Although very different in scale, the Baumards have attempted to pass off inferior and cheaper grapes – unripe and probably ignobly rotten – as Quarts de Chaume. This is certainly the case in 2012 and may well be partially the case in 2011 and 2010 as the following photos indicate. I would be very surprised if any of Baumard's grapes in 2012 met the appellation's minimum requirements – 18.5% potential for each sweep through the vine. Just as with beef consumers have the right to expect the wine inside the bottle to match the label, particularly as they pay a considerable premium for Quarts de Chaume. They don't expect to pay the premium for grapes possibly suitable for a dry white wine processed into a sweet wine. It is customary for Domaine des Baumards to declare the maximum, or close to the maximum, permitted under the appellation rules.
Baumard: large bunches a long way off ripe even for a dry white wine
Baumard: if all the bunches were like this there would be no need for cryoextraction!
Domaine des Baumard has declared nearly 80hls from this very difficult vintage has already been covered here (English) and ici (Français). In the 2010 and 2011 vintages I can only speculate on the role played by cryoextraction. In 2012 we know that Florent and Jean Baumard picked well below the required minimum degree of ripeness. Therefore it cannot legally be sold as Quarts de Chaume. The minimum required degree of ripeness has to be achieved on the vine and not in the freezer.
It is astonishing and highly regrettable that Domaine des Baumard has attempted to pass off this industrially concentrated sweet wine as Quarts de Chaume, one of France's greatest sweet wine appellations.
ironically he and Florent appear to be determined to undermine its reputation
Very early days of course but I hope that 2013 will be a much easier than 2012 proved to be and that the quality of this year's Quarts de Chaume is similar to that of 2007, 2010 and 2011. Loire vintages ending in '3' have a mixed reputation. 1893, in particular, and 2003 being very good to great vintages, while 1963 being the opposite.

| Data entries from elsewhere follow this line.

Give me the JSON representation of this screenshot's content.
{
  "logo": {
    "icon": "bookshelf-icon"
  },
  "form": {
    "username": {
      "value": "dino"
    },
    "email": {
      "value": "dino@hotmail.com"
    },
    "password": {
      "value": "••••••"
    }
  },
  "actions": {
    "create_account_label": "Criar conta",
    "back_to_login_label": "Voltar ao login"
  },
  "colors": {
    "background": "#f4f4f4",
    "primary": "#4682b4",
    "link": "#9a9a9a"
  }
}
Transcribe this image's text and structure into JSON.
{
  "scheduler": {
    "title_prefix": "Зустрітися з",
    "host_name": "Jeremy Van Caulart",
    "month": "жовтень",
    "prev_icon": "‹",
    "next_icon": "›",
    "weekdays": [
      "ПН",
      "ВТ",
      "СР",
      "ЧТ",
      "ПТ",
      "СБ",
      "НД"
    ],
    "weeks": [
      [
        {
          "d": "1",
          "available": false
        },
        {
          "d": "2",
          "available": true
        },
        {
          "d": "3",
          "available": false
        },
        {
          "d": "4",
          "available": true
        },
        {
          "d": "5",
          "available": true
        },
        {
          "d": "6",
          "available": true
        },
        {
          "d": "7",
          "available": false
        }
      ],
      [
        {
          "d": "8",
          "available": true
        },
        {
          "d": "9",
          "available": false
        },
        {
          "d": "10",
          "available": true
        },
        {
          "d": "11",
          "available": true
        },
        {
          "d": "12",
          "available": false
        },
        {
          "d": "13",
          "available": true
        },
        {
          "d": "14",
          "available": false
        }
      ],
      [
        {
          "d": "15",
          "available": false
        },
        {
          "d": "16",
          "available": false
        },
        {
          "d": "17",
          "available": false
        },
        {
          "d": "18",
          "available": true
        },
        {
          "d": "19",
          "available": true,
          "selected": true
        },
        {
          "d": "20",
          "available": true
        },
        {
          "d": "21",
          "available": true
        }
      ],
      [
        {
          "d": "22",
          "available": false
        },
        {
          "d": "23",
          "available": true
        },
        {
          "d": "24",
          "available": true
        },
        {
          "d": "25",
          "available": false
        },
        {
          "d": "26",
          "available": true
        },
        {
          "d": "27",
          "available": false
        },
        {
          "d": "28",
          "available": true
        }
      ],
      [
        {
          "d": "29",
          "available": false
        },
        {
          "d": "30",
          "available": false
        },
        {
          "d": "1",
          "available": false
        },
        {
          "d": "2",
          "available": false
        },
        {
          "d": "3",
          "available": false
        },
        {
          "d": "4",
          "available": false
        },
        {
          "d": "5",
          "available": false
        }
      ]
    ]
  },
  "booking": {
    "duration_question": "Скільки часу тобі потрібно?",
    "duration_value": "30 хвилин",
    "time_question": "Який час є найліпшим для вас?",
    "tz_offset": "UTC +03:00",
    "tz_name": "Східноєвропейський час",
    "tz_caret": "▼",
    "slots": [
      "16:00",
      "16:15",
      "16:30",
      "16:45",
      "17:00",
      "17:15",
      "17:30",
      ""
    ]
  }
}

It would be very good news if 2013 proves to be the year that Florent Baumard abandons the high yield practices of the bad days of the 1970s and 1980s and changes his approach to join that of many of his fellow producers in the Coteaux du Layon, who have made such dramatic progress over the past 25 years.
Once again I plan to be in the Loire during the vintage. It would be good to organise a morning or an afternoon in late September or early October for any interested journalists in the area at the time to visit the Quarts de Chaume to see how the grapes are progessing and prospects for the vintage in the presence of as many producers, including I hope Florent Baumard, as possible.